So much choice, so little time


It all started with a simple question. Uncle Nunzi was reading Dear Abby. A reader asked, “Is it okay if I use body lotion on my face?” Uncle turned to me after reading the question out loud (he has an annoying habit of reading the entire newspaper to me before I’ve had the chance to read it myself). “In my day, we used soap for all over the body.” “Yes,” I replied, “and you used the same bar of soap to wash the dishes, too.” In truth, Uncle had a point.

One of my many guilty pleasures is Kiehl’s products. Like many other brands of skin care and bath products, Kiehl’s makes separate bath and shower products for the face, the body and face, and the hair. Kiehl’s recently discovered that it could make a product that actually could be used for the face, body, AND hair just like Uncle’s long-time-ago bar of soap. Imagine what progress brings!

I’ve often wondered, just like the letter writer in Dear Abby, just what would happen if I used foot lotion on my face. Calluses on my nose? We enjoy the option of choosing a great variety of products in the United States. Is anyone else out there thinking that maybe we have too many choices?

Take, for instance, that old standby favorite Breyers Vanilla Ice Cream. Breyers’ slogan for its vanilla ice cream was- “Look for the specks of real vanilla bean.” I spent hours staring at my ice cream when I was a kid searching for those little specks. Well, not actually, because the ice cream would’ve melted. But you get the idea. I always found my search quite rewarding when I found those little specks. My mother, ever the suspicious one, always felt the specks were really evidence of a dirt problem. If she could’ve vacuumed the ice cream, she would have. Henry Breyer, the son of founder William Breyer and the one responsible for incorporating the business in 1908, went to his great reward a long time ago (probably somewhere near the Big Dipper). Guys in suits have taken over. Today, Breyers markets four types of vanilla ice cream. Vanilla ice cream, that essence of simplicity, is no longer just a search for real specks of vanilla bean (although one can still look for them if so inclined).

If you’re shopping for Breyers Vanilla ice cream these days, you’re forced to choose between Natural Vanilla (which leaves shoppers to wonder if the other types are “unnatural vanilla”), French Vanilla (which isn’t really French at all in origin), Homemade Vanilla (which, strictly speaking, isn’t really “homemade” since this variety, as well as all the others, is presumably made in a manufacturing plant, not churned by a relative of Henry Breyers in his or her backyard), and Extra Creamy Vanilla (which makes you wonder why they couldn’t make the other three types extra creamy and saved us one fewer variety of vanilla ice cream). I’ve spent more time trying to figure out what type of vanilla ice cream I should purchase than I ever did searching for the specks of real vanilla bean.

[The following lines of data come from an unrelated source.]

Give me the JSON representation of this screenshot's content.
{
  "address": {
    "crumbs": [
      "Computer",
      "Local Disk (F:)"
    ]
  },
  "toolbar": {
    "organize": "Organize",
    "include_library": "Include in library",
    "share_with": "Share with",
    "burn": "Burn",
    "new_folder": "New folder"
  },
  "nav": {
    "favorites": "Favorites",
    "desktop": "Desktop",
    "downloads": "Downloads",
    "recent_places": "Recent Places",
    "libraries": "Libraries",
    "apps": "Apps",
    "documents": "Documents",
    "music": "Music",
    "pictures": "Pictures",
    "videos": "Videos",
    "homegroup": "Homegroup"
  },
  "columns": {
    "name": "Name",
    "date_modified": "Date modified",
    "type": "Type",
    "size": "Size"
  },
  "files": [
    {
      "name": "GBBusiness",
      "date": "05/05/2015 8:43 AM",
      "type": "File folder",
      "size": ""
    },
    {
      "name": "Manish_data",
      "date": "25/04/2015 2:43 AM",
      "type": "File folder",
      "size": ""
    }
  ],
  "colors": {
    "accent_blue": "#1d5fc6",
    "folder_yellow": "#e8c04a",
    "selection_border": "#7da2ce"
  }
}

If you think it’s confusing buying ice cream or figuring out which part of your body you can wash or apply lotion to with which type of product, consider the once-simple, but now potentially stupefying, process of buying toothpaste. Remember when schools used to bring a dental hygienist into the classroom to instruct students on how to brush their teeth? The hygienist, always a perky, pretty lady with sparkling teeth (and without any benefit of any whitening products back then) used to tell us that we didn’t even have to use toothpaste to clean our teeth so long as we used the correct brushing motion. You could simply use salt water instead of toothpaste (this was before the authorities decided to put fluoride in our water supply and spark all kinds of conspiracy theories). Chances are if a school brought in anyone today to talk to pupils about taking care of their teeth, it would be the Director of Marketing.

In his research, your columnist found that Colgate, for example, has two categories of toothpaste–Total and Regular or, as I would call the latter, Incomplete. I found a total (no pun intended) of seven types of toothpaste under both categories. In case you’re interested, here they are: Daily Repair (which sounds as if you need a construction company rather than a toothpaste); Teeth Whitening; Advanced Teeth Whitening (for Camel smokers?); Deep Cleansing Silica (comes equipped with a power drill); Bad Breath and Whitening (packaged in a plain wrapper); Clean Mint (as opposed to Dirty Mint?) and Mint Stripe (for preppy types). Note: You must see your dentist for advice on which type to use. I clogged a supermarket aisle for 90 minutes looking for a toothpaste that accomplishes all of the above.

Uncle blames Baskin-Robbins for the proliferation of types and flavors of everything on supermarket shelves…from baked beans to coffee. Baskin-Robbins seemingly got into a “war” with Howard Johnson’s over which brand could market more flavors. The latter no longer markets ice cream. It surrendered much like the Soviet Union in the arms race during the Reagan Years. Unlike the Soviet Union, Howard Johnson’s is still in business with its chain of motels.

A cautionary tale for Putin. ■